Additionally, if a sensor/device is only permitted to transmit data (such as temperature readings) on one network, policies should be deployed and enforced such that it can’t transmit to another network. Similarly, if a device is traditionally transmitting data, but suddenly starts receiving information, this behavior should drive an alert and request intervention. Given the number of devices that can be deployed, an automated approach to deployment and monitoring is critical, as human involvement won’t be able to track any such anomalies in a practical timeframe.

Ultimately, agencies need to know there is no silver bullet for security. Military agencies should be looking for comprehensive solutions that provide increased visibility and real-time threat response capability, as well as the right foundation for establishing an enterprise security architecture. As IoT-connected devices become engrained in military practices, the potential attack surface widens and the risk for vulnerabilities increases. Nowadays, a modern environment requires security to be a built-in part of the digital transformation process.

CJ: Do you see certain digital technologies or capabilities becoming a requirement for military operations?

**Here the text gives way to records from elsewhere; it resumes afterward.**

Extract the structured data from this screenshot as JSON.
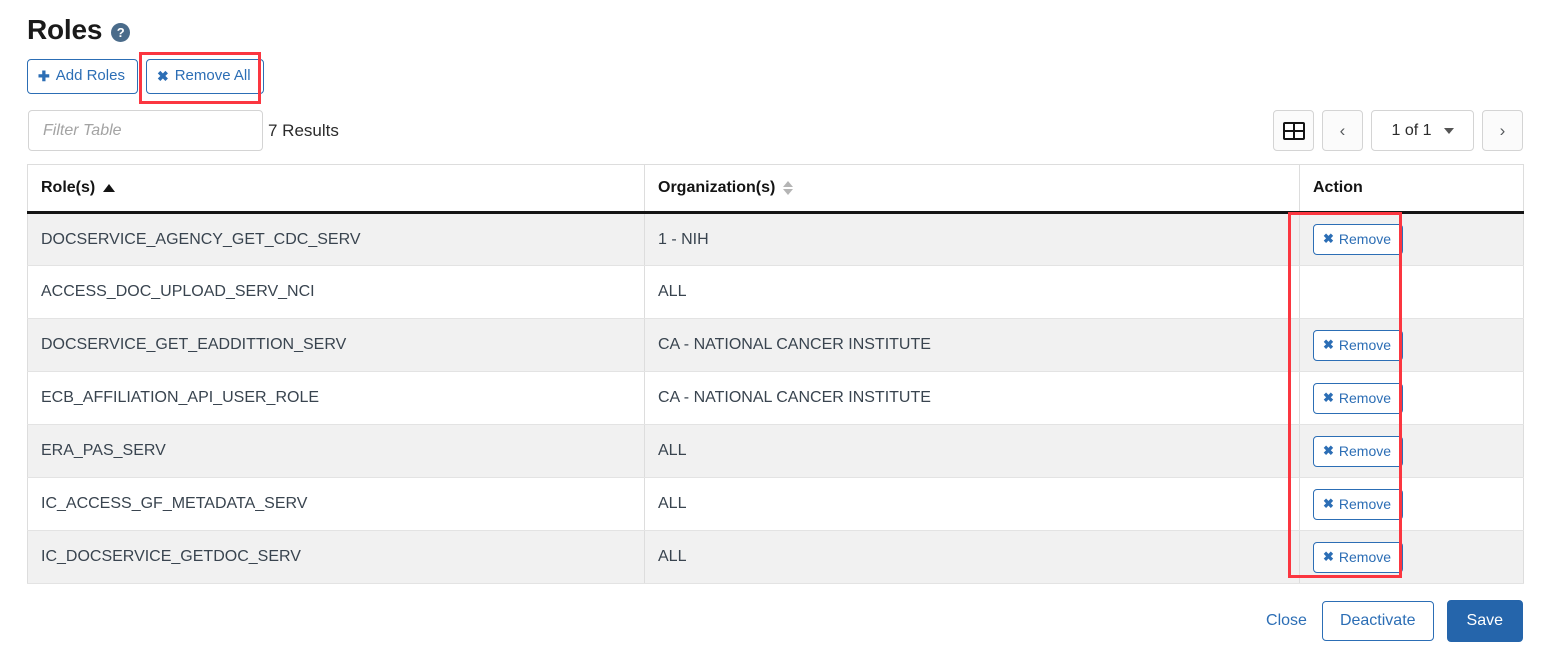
{
  "header": {
    "title": "Roles",
    "help_icon": "question-circle-icon"
  },
  "toolbar": {
    "add_roles_label": "Add Roles",
    "add_roles_icon": "plus-icon",
    "remove_all_label": "Remove All",
    "remove_all_icon": "x-mark-icon"
  },
  "filter": {
    "value": "",
    "placeholder": "Filter Table",
    "results_text": "7 Results"
  },
  "pagination": {
    "grid_view_icon": "grid-view-icon",
    "prev_label": "‹",
    "next_label": "›",
    "page_label": "1 of 1",
    "dropdown_icon": "chevron-down-icon"
  },
  "table": {
    "columns": [
      {
        "label": "Role(s)",
        "sort": "asc"
      },
      {
        "label": "Organization(s)",
        "sort": "none"
      },
      {
        "label": "Action",
        "sort": "none"
      }
    ],
    "remove_label": "Remove",
    "remove_icon": "x-mark-icon",
    "rows": [
      {
        "role": "DOCSERVICE_AGENCY_GET_CDC_SERV",
        "organization": "1 - NIH",
        "has_remove": true
      },
      {
        "role": "ACCESS_DOC_UPLOAD_SERV_NCI",
        "organization": "ALL",
        "has_remove": false
      },
      {
        "role": "DOCSERVICE_GET_EADDITTION_SERV",
        "organization": "CA - NATIONAL CANCER INSTITUTE",
        "has_remove": true
      },
      {
        "role": "ECB_AFFILIATION_API_USER_ROLE",
        "organization": "CA - NATIONAL CANCER INSTITUTE",
        "has_remove": true
      },
      {
        "role": "ERA_PAS_SERV",
        "organization": "ALL",
        "has_remove": true
      },
      {
        "role": "IC_ACCESS_GF_METADATA_SERV",
        "organization": "ALL",
        "has_remove": true
      },
      {
        "role": "IC_DOCSERVICE_GETDOC_SERV",
        "organization": "ALL",
        "has_remove": true
      }
    ]
  },
  "footer": {
    "close_label": "Close",
    "deactivate_label": "Deactivate",
    "save_label": "Save"
  },
  "colors": {
    "accent_blue": "#2c6eb5",
    "primary_blue": "#2565ab",
    "highlight_red": "#fb3640",
    "row_stripe": "#f1f1f1"
  }
}
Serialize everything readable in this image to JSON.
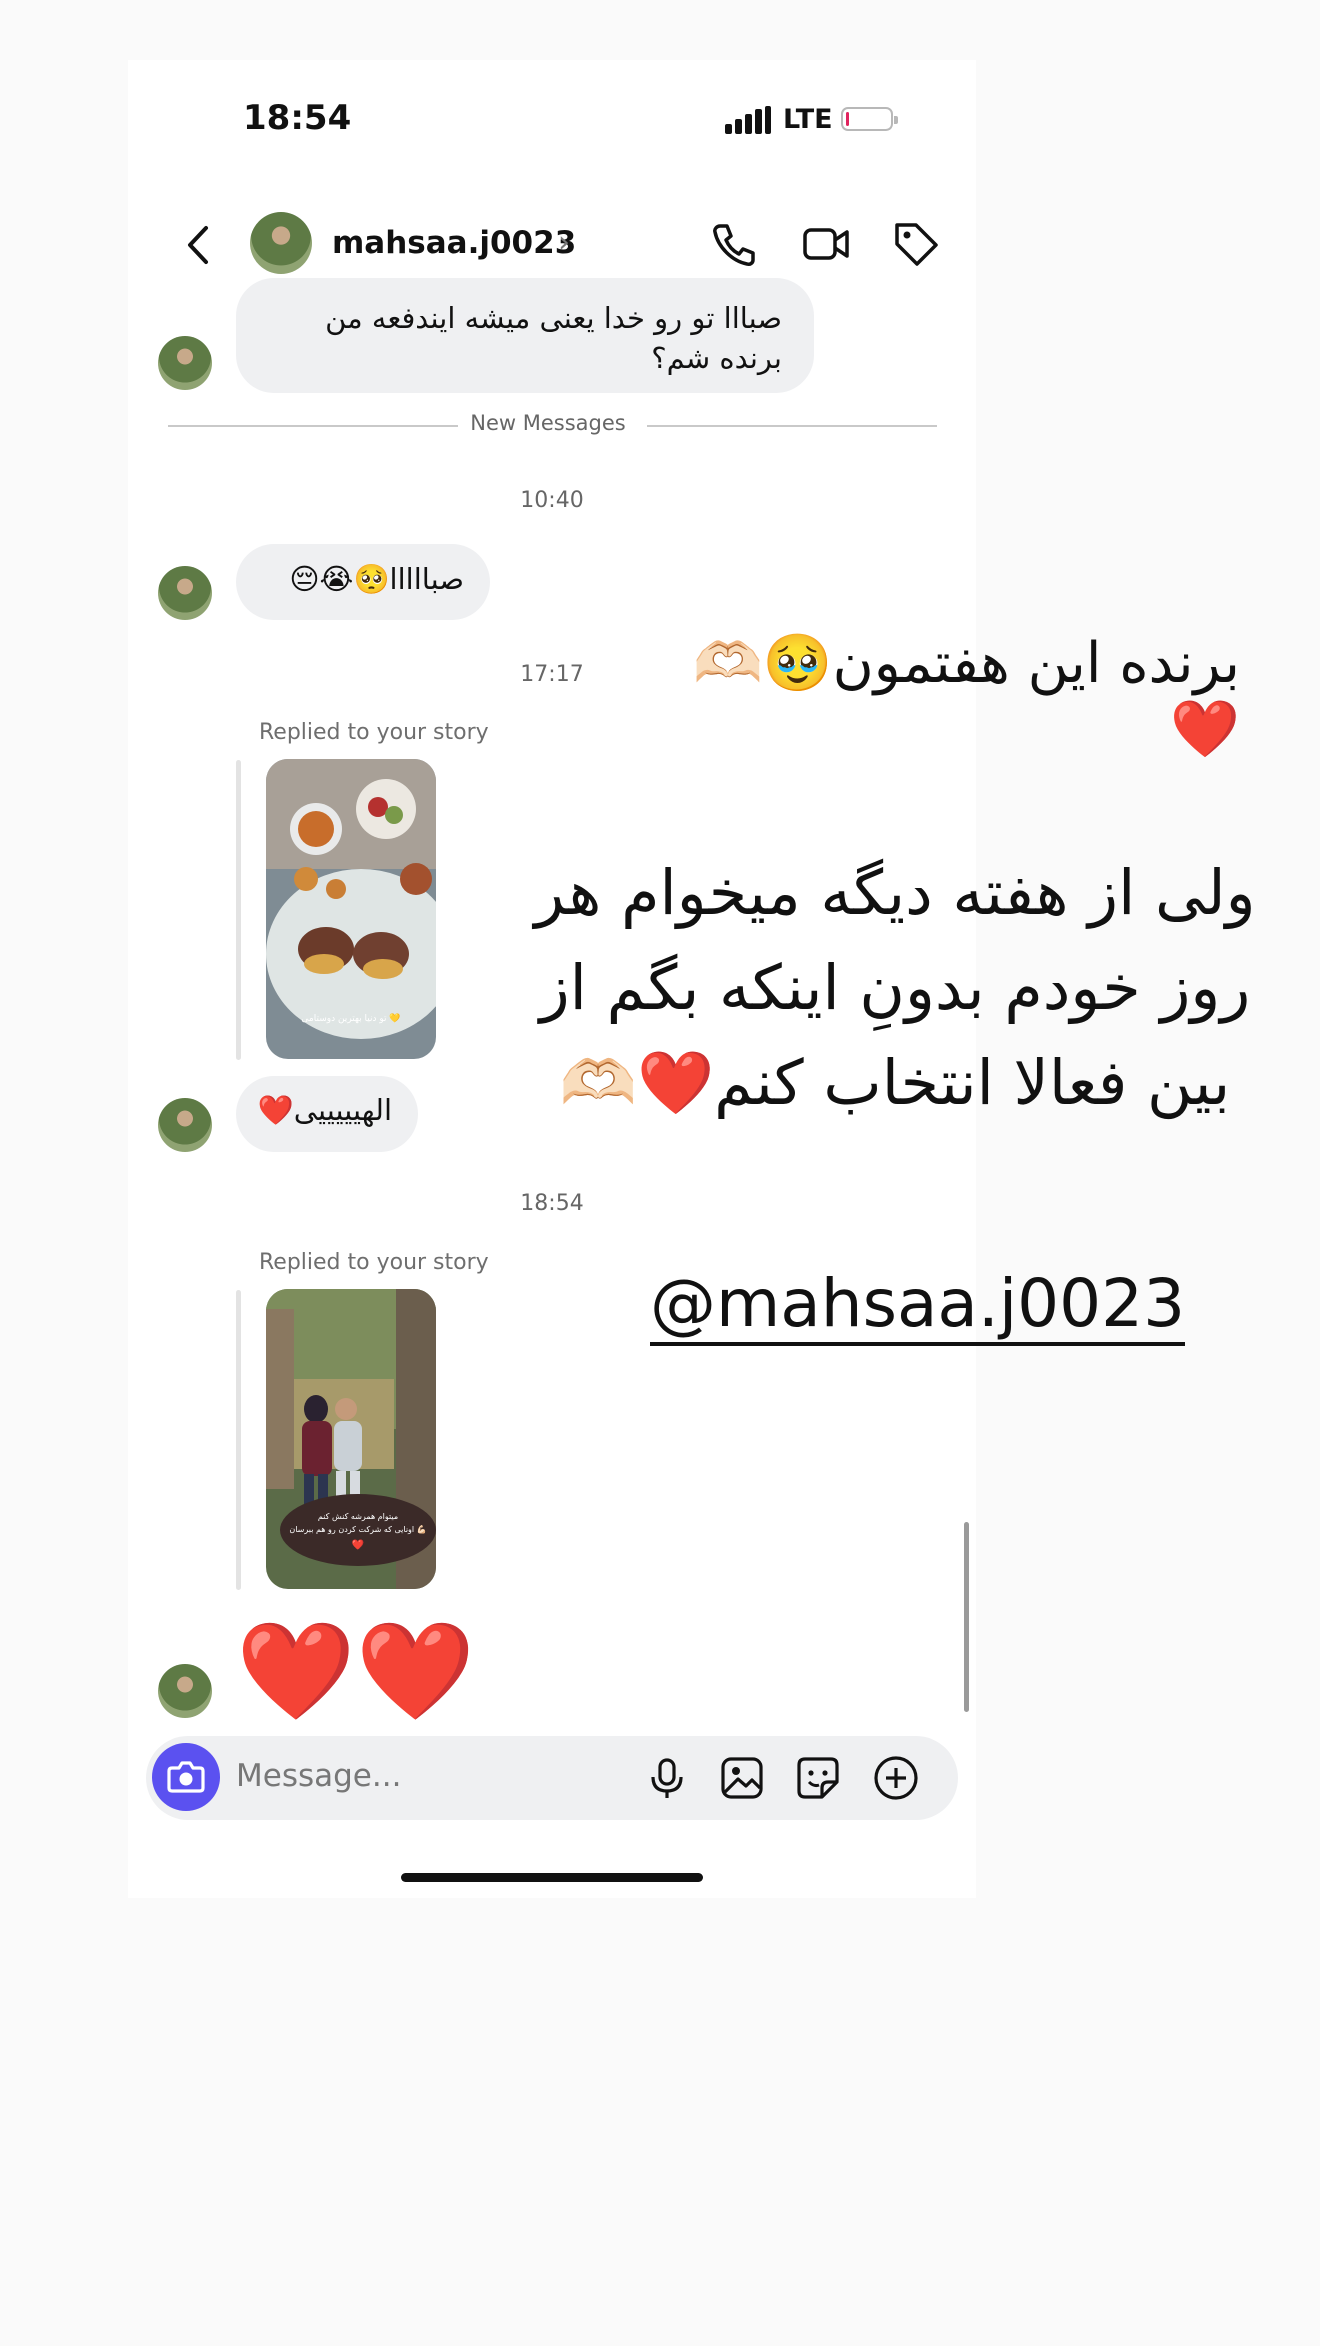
{
  "status": {
    "time": "18:54",
    "network": "LTE",
    "battery_level": 0.08
  },
  "header": {
    "username": "mahsaa.j0023",
    "chevron": "›"
  },
  "messages": {
    "first_text": "صبااا تو رو خدا یعنی میشه ایندفعه من برنده شم؟",
    "new_messages_label": "New Messages",
    "time_1": "10:40",
    "second_text": "صبااااا🥺😭😔",
    "time_2": "17:17",
    "replied_label_1": "Replied to your story",
    "story_1_caption": "تو دنیا بهترین دوستامی 💛",
    "third_text": "الهیییییی❤️",
    "time_3": "18:54",
    "replied_label_2": "Replied to your story",
    "story_2_caption_line1": "میتوام همرشه کنش کنم",
    "story_2_caption_line2": "اونایی که شرکت کردن رو هم ببرسان 💪🏻",
    "story_2_heart": "❤️",
    "hearts": "❤️❤️"
  },
  "composer": {
    "placeholder": "Message..."
  },
  "overlay": {
    "line1": "برنده این هفتمون🥹🫶🏻❤️",
    "line2a": "ولی از هفته دیگه میخوام هر",
    "line2b": "روز خودم بدونِ اینکه بگم از",
    "line2c": "بین فعالا انتخاب کنم❤️🫶🏻",
    "handle": "@mahsaa.j0023"
  },
  "colors": {
    "accent": "#5b51f0",
    "bubble": "#eff0f2",
    "battery_low": "#e0245e"
  },
  "icons": [
    "back-arrow-icon",
    "phone-icon",
    "video-icon",
    "tag-icon",
    "camera-icon",
    "microphone-icon",
    "gallery-icon",
    "sticker-icon",
    "plus-icon"
  ]
}
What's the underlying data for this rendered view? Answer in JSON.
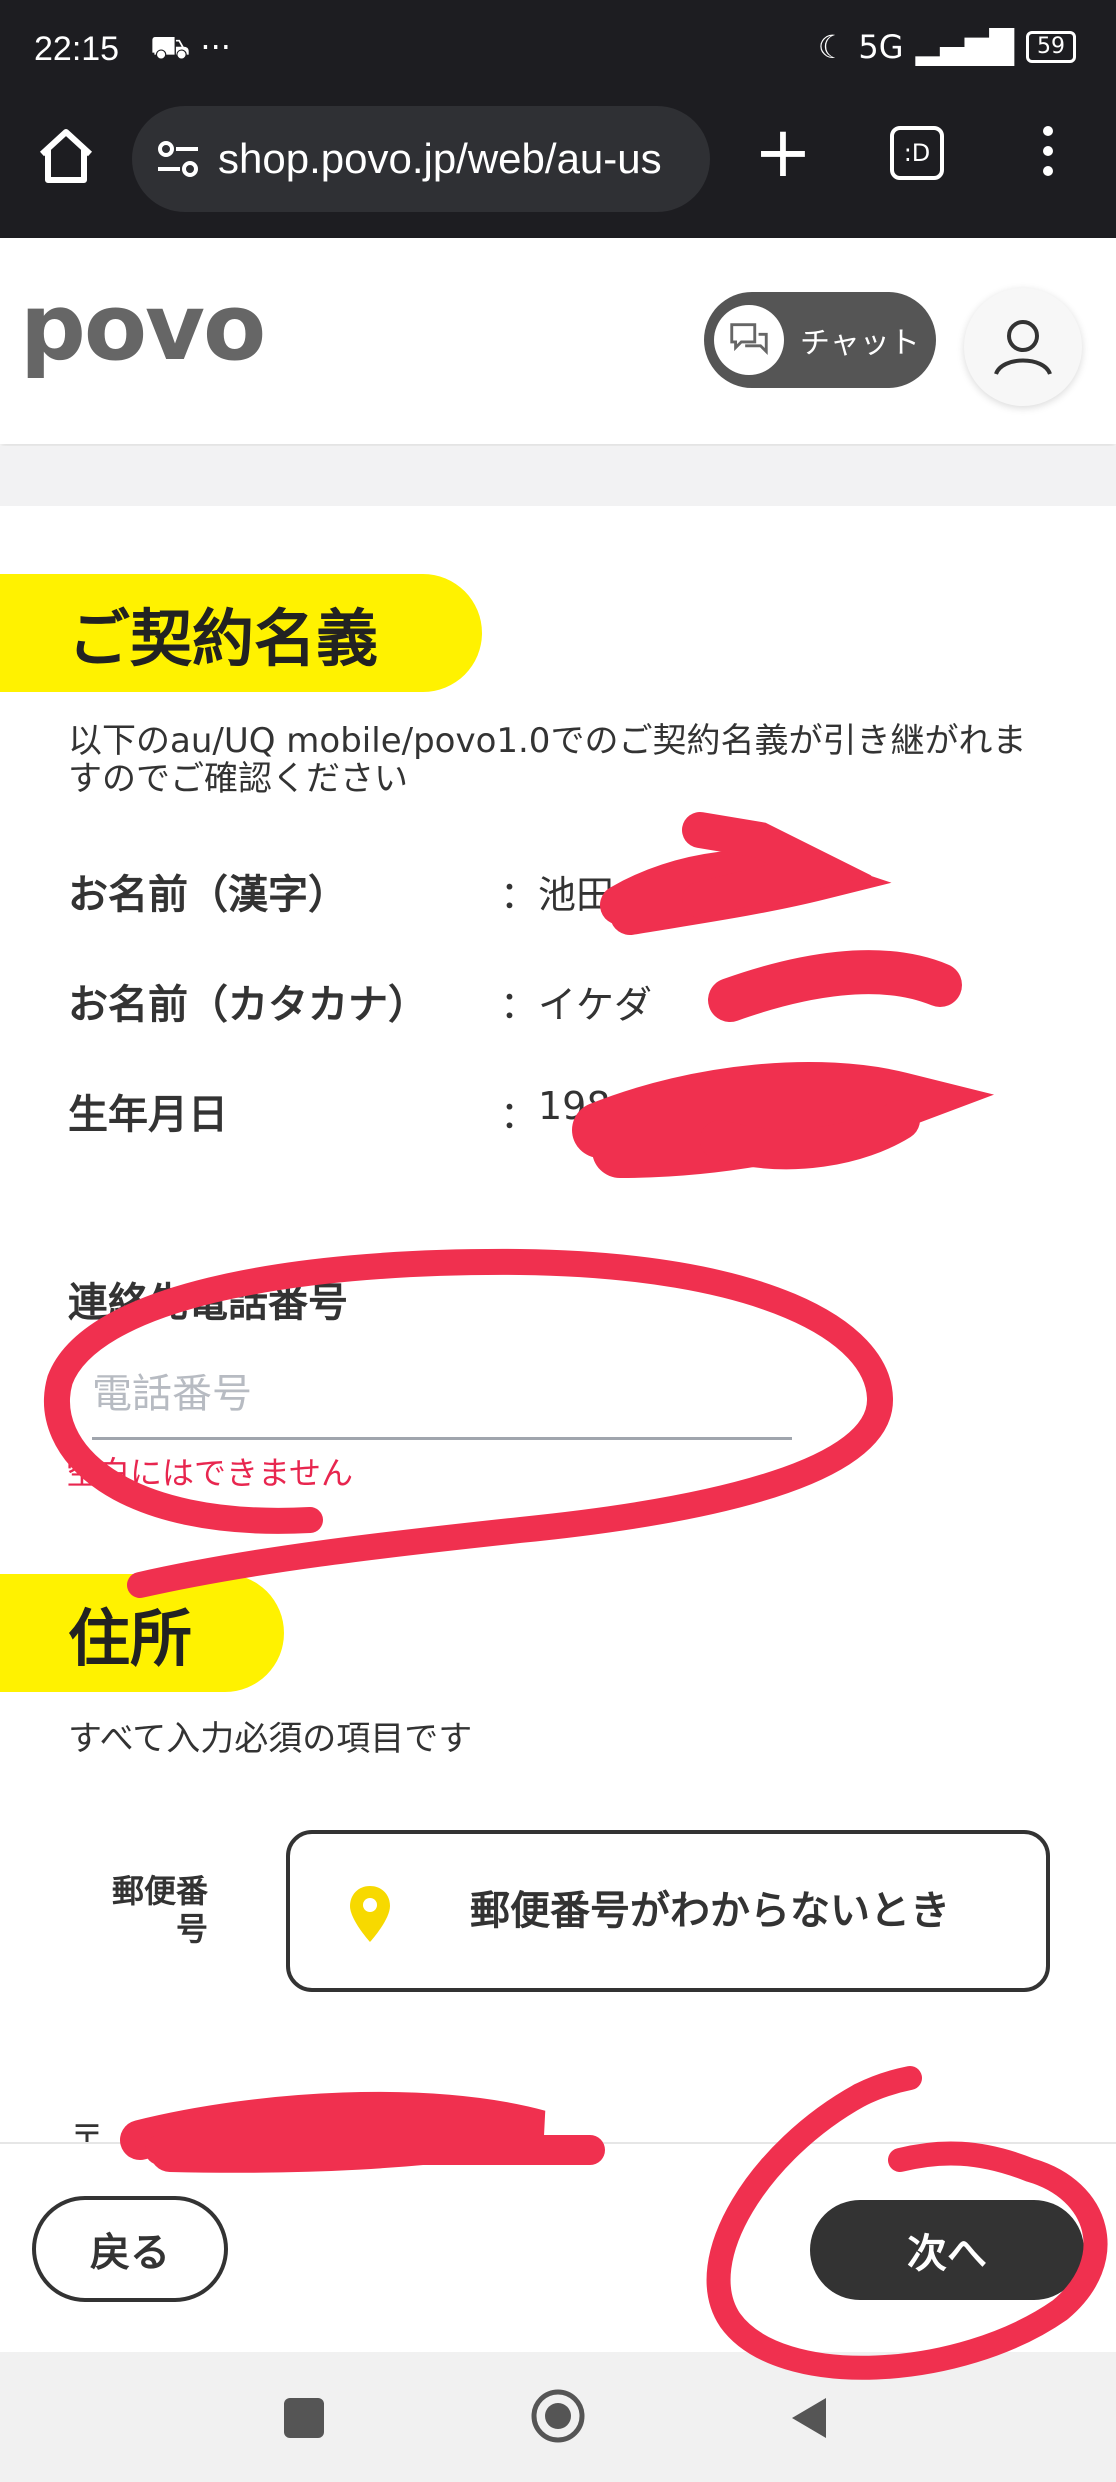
{
  "status_bar": {
    "time": "22:15",
    "left_icons": "⛟ ···",
    "network": "5G",
    "battery": "59"
  },
  "browser": {
    "url": "shop.povo.jp/web/au-us",
    "tabs_label": ":D"
  },
  "header": {
    "logo": "povo",
    "chat_label": "チャット"
  },
  "contract": {
    "title": "ご契約名義",
    "description": "以下のau/UQ mobile/povo1.0でのご契約名義が引き継がれますのでご確認ください",
    "rows": [
      {
        "label": "お名前（漢字）",
        "sep": "：",
        "value": "池田"
      },
      {
        "label": "お名前（カタカナ）",
        "sep": "：",
        "value": "イケダ"
      },
      {
        "label": "生年月日",
        "sep": "：",
        "value": "198"
      }
    ],
    "phone_label": "連絡先電話番号",
    "phone_placeholder": "電話番号",
    "phone_error": "空白にはできません"
  },
  "address": {
    "title": "住所",
    "description": "すべて入力必須の項目です",
    "zip_label": "郵便番号",
    "zip_help_button": "郵便番号がわからないとき",
    "postal_mark": "〒"
  },
  "actions": {
    "back": "戻る",
    "next": "次へ"
  },
  "colors": {
    "accent_yellow": "#fff200",
    "error": "#e8264f",
    "annotation_red": "#f0304f"
  }
}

Michaelides: Digital technologies that can drive warfighter effectiveness through increased, real-time intelligence or by removing warfighters from harm’s way will absolutely become requirements. Currently, unmanned aerial vehicles are providing live data streams of the battlefield, allowing for real-time decisions to be made around force deployment and logistics. As sensors are added to vehicles and warfighters, greater fidelity around the data and situations can be provided, allowing for more precise decisions. Additional telemetry can ensure that a vehicle in disrepair won’t be sent out on a patrol, or that a soldier who needs medical attention will be appropriately triaged-all of which will ensure that our soldiers will come back home.

Cisco Systems
San Jose, CA